▶ RECORD EXCERPTS:
"""

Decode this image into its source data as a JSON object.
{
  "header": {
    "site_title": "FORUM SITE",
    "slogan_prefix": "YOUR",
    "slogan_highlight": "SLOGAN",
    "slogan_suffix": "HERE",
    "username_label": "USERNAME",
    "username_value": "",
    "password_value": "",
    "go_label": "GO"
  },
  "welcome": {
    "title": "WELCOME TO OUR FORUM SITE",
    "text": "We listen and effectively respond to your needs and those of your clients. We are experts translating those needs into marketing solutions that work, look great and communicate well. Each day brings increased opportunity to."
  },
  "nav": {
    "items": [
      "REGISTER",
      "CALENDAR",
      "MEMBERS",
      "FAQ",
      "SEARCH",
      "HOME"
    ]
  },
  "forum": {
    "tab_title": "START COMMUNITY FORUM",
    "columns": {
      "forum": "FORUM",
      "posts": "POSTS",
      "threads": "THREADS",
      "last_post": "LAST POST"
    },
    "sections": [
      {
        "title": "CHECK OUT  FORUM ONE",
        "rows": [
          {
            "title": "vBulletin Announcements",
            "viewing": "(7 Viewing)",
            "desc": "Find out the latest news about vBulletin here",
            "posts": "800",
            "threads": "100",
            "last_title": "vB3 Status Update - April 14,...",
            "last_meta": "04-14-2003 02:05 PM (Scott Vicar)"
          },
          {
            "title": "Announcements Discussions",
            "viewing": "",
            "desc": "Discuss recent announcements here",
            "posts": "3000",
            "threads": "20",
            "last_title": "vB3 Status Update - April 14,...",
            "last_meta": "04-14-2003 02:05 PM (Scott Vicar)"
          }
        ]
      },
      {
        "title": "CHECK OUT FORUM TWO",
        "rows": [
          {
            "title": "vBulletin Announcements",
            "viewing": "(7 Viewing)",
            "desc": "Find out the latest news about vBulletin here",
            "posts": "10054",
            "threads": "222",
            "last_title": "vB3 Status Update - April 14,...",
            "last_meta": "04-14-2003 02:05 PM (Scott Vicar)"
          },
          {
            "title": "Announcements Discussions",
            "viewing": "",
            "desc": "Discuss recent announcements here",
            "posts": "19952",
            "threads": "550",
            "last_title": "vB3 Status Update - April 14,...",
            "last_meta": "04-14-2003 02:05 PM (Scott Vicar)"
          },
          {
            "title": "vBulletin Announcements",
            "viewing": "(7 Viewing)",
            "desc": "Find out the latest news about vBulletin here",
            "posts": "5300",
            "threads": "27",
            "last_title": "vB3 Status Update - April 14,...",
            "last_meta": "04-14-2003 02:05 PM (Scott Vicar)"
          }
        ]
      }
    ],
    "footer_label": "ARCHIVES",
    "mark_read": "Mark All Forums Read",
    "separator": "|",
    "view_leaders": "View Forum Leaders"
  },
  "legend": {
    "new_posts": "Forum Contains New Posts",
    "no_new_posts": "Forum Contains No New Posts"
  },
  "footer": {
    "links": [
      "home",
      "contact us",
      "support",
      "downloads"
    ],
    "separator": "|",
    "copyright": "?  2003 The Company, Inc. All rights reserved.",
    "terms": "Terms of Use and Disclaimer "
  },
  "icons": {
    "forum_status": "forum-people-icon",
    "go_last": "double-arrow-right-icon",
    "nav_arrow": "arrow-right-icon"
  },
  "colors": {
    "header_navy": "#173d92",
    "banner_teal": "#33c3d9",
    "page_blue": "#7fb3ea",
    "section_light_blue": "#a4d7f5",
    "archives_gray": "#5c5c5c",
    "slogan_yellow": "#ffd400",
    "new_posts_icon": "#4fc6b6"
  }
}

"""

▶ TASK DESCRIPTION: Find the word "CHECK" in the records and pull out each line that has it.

▶ RESULT FOR THIS EXERCISE:
        "title": "CHECK OUT  FORUM ONE",
        "title": "CHECK OUT FORUM TWO",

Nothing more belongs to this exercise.